The Essential Learning Group is an organization with an unusual mixture of staff engaged in a very special undertaking. Every success depends on a spirit of broad collaboration and mutual understanding, and every professional here is both nourished and challenged by the broad, highly international dynamic that prevails at ELG. The beauty and effectiveness of this culture is evident in the breadth of our capability.
No special education practitioner in Shanghai offers as many services as we do, and it is no coincidence that no other company in our field has as large or as diverse a staff. We have assembled a staff comprised of people from across five continents, speaking many languages and carrying with them the differences in perspective and life experience that are such a crucial component of our success.
I have been exposed to a broader array of approaches to many areas of special education at The Essential Learning Group than I ever would have in the Netherlands. A form of occupational therapy practiced mainly in the Philippines, for example, or a set of protocols from Canada may prove to be useful tools that I would have been unlikely to acquire in Europe.
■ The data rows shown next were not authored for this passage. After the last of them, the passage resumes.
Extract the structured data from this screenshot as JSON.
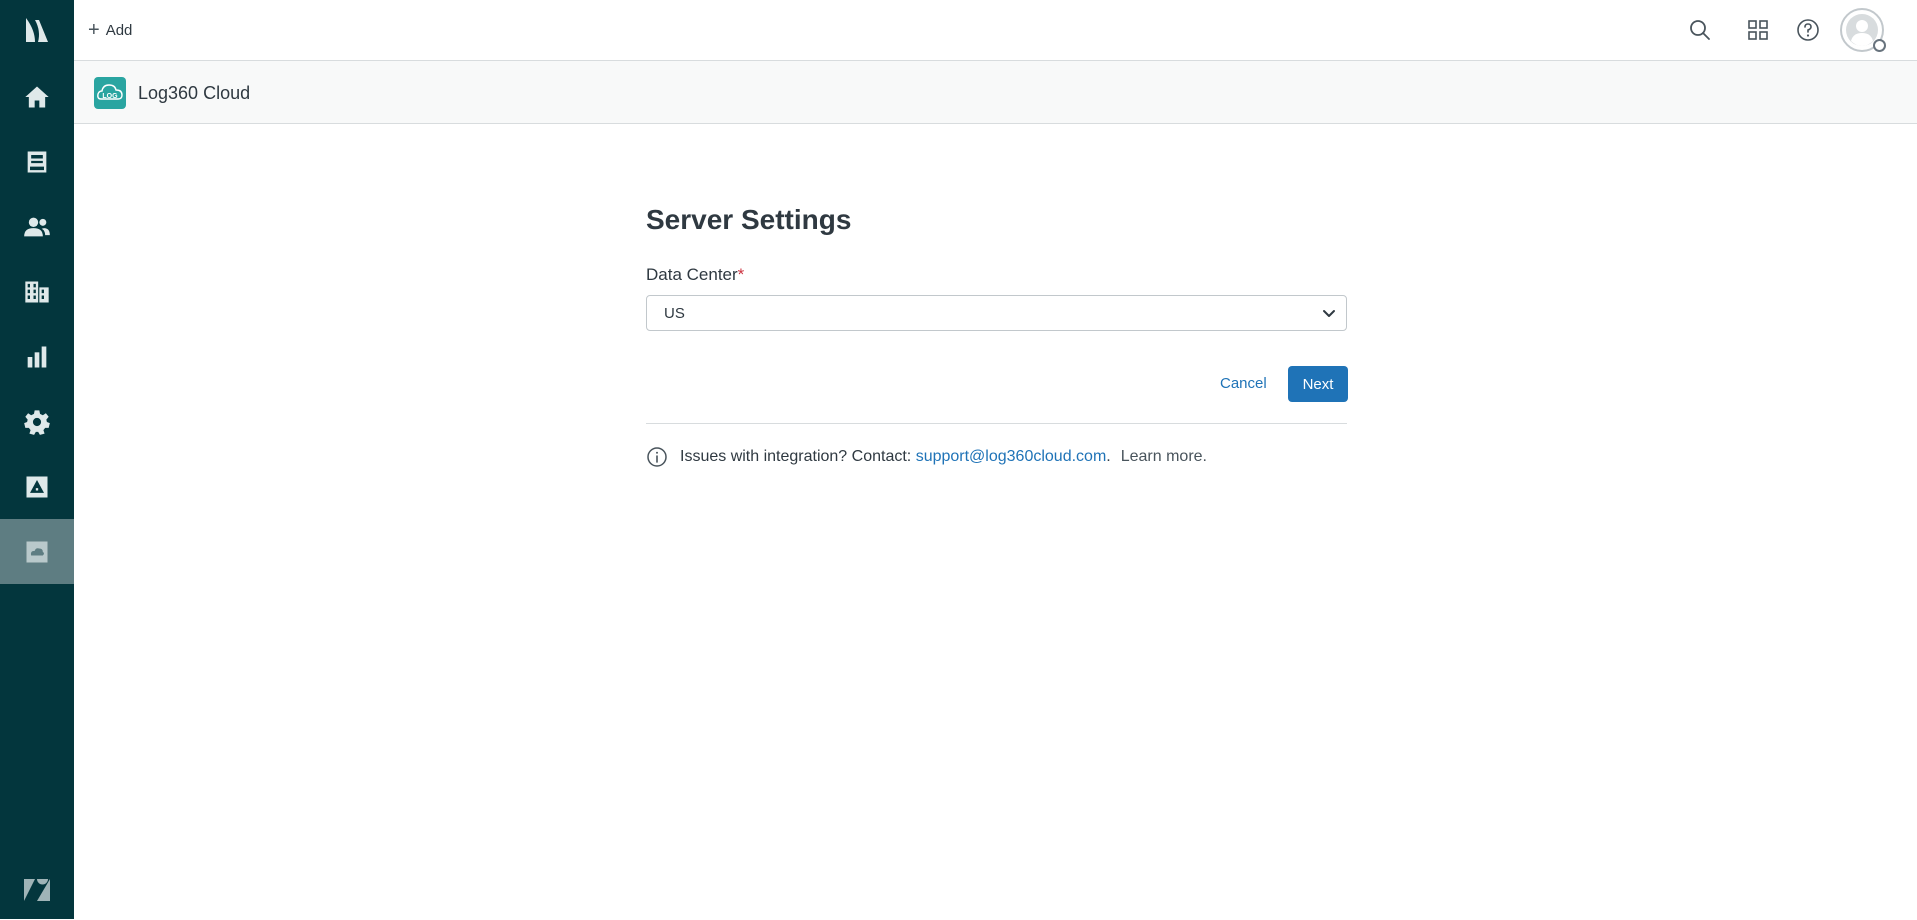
{
  "sidebar": {
    "items": [
      {
        "name": "home",
        "icon": "home-icon"
      },
      {
        "name": "tickets",
        "icon": "inbox-icon"
      },
      {
        "name": "customers",
        "icon": "users-icon"
      },
      {
        "name": "organizations",
        "icon": "building-icon"
      },
      {
        "name": "reporting",
        "icon": "bar-chart-icon"
      },
      {
        "name": "admin",
        "icon": "gear-icon"
      },
      {
        "name": "guide",
        "icon": "image-icon"
      },
      {
        "name": "log360",
        "icon": "app-icon",
        "active": true
      }
    ]
  },
  "topbar": {
    "add_label": "Add"
  },
  "app": {
    "title": "Log360 Cloud",
    "logo_text": "LOG"
  },
  "form": {
    "title": "Server Settings",
    "data_center_label": "Data Center",
    "required_marker": "*",
    "data_center_value": "US",
    "cancel_label": "Cancel",
    "next_label": "Next"
  },
  "info": {
    "text": "Issues with integration? Contact:",
    "email": "support@log360cloud.com",
    "after_email": ".",
    "learn_more": "Learn more."
  },
  "colors": {
    "sidebar_bg": "#03363d",
    "accent": "#1f73b7",
    "app_logo": "#2aa5a1"
  }
}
As The Essential Learning Group offers many helpful points of contrast, it also places demands on our patience and communications skills that come out in small and unexpected ways. For example, it is customary in the Netherlands to check in with colleagues before leaving the office for home, whereas in American companies it is perfectly natural to pick up one’s things and walk directly out the door. Without a special kind of care on all of our parts, small differences of this sort might accumulate and interfere with the work we do, and so we have all had to cultivate a flexible disposition towards our colleagues’ expectations and communication styles.
This cooperative and dynamic work environment has a way of thrusting us into unexpected moments of leadership. I had just such an opportunity in my first year in China. I was asked to give a professional development talk on social skills training. It was an area in which I had practiced for a time in the Netherlands, but would not have considered an area in which I was enough of an authority to lecture my peers. Eventually, it occurred to me that I was almost certainly one of Shanghai’s leading authorities on social skills training practices, and that made it easier to stand at the podium and share my knowledge.
By no means is this unique to my experience. It is the nature of what we are doing. Many of our professionals find themselves called upon to offer their expertise to the broader community in seminars, in which we brief parents, educators and other interested parties on the nature of learning and developmental impediments as well as what is known about how best to intervene. We encourage you to review our calendar and join us as often as you can.
Our specialists represent 14 different countries (Canada, US, Argentina, South Africa, Netherlands, France, Germany, Denmark, Hong Kong, Taiwan, China, Philippines, Pakistan, and Israel) and provide services in 13 languages (English, Spanish, Afrikaans, Dutch, French, German, Danish, Mandarin, Cantonese, Hebrew, Urdu, Filipino, and Hokkien).
Global Outreach Director
Karlijn was an independent practitioner in the Netherlands before coming to Shanghai in 2010. Her extensive knowledge of children’s development makes her a valuable resource to parents in determining how best to address their children’s learning needs.